The Raun Tree
The Raun Tree is the brainchild of Dom Coyote and its collaboration between some really outstanding musicians. There’s Dom Coyote himself, BAFTA winning song writer Emily Barker, Nat Butler and Adrian Acolatse (the rhythm section for Mercury Prize Winner Speech Debelle). Plus, a unique set design has been developed by renowned theatre designer Michael Vale. We wanted to know more about The Raun Tree, so we asked Dom a few questions…
The Raun Tree is described as somewhere between a gig and a piece of theatre. Can you tell us how you’ve combined the elements of music, storytelling and theatre and what the audience can expect to see?
I have always played in bands and I have always made theatre. For as long as I can remember. I used to see them as quite separate parts of my life. I spent several brilliant years working with Kneehigh theatre. I sang and performed and played in the band and it shaped the work I make as a lead artist. When I finished a 7 month run of Don Jon in 2009 as singer and storyteller, Battersea Arts Centre invited me to apply for a grant for musician/theatre makers. I applied and was successful. This was the turning point when I realised I could combine the two. I could write stories and turn them into songs, create landscapes through music, and turn a stage full of instruments into strange worlds.
The Raun Tree is fundamentally a gig, but one which tells a story. I am the frontman of the band, but I’m also narrator, using song more than spoken word, but really speaking to the audience so that hopefully they follow the whole tale. The music also tells the story, from the choices we make, the dynamics and melodies, we support the story and create the landscape. The other thing that is vital to the show is the stage set, designed by the brilliant designer/director, Michael Vale. Wooden ladders, lightbulbs and breeze blocks are positioned in such a way that they become a completely new place for musicians to perform. Everything works together to let the audience’s imagination run away with them.
Is the show based on a specific fairytale?
No, the story comes from an early childhood memory of mine. When I was a little boy, I used to climb the tree in my back garden and read until the sun went down. I used to day dream that the tree might swallow me up and inside there would be a strange world waiting for me. The Raun Tree is that fantasy retold and reinvented. But it’s a distorted reflection from me as an adult, looking back at that memory. It is an ode to childhood, a lament for innocence and nostalgia.
Who created the piece?
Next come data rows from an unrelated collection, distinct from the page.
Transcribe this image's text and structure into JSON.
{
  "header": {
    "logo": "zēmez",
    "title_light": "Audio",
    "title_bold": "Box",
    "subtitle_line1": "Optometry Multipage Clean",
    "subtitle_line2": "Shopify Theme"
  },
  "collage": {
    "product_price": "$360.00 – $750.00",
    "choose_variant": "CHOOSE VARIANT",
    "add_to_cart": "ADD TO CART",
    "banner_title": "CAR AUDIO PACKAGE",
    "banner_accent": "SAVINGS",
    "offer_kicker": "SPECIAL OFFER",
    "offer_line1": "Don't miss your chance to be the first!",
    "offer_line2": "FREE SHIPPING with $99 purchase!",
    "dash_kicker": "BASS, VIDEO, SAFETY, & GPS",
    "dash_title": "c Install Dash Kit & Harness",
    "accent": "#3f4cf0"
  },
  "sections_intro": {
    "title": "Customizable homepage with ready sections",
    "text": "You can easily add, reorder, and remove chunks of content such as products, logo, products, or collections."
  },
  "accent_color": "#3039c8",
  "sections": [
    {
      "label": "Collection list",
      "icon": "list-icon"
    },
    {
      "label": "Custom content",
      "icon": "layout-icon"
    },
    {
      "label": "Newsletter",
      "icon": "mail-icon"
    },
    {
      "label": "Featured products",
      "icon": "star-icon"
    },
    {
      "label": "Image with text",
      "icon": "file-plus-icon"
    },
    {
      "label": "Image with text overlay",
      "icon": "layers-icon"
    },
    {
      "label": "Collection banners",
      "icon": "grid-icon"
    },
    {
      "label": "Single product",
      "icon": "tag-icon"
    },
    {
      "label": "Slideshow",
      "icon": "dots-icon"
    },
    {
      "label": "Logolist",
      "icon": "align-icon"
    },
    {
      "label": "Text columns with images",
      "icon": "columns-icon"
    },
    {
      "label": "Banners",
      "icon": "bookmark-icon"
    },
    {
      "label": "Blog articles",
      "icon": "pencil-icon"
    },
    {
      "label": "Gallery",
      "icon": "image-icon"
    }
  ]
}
Was this devised between all of the group?
The piece was written and devised by myself, designed and directed by Michael and then we arranged all the music as a band. I spent two years making the work, first through some scratches at BAC, where I worked with various actors and musicians, trying different ideas out. I also spent hours on end in the little attic room at BAC that you can only reach through the rafters. I would make huge loops of harmonies with my voice and a loop station and then loop up lots of instruments. Over this I would freestyle lyrics and songs and record all of this. That’s how the story started to emerge, through improvisation and freestyle.
If you could describe in a nutshell why people should see this show, what would you say?
It’s very hard to answer this myself, so I’m going to let Emma Rice of Kneehigh Theatre do that instead!
“Dom Coyote knocks my socks off! With the voice of a fallen, urban angel he takes us to heaven and hell. With an extraordinarily talented team this is a visceral song cycle for a new generation”. Emma Rice Kneehigh Theatre
Who will enjoy the Raun Tree?
Anyone who likes to be told a story, who can let their imagination run wild, and who loves music. It’s a show for adults and young people, old and young.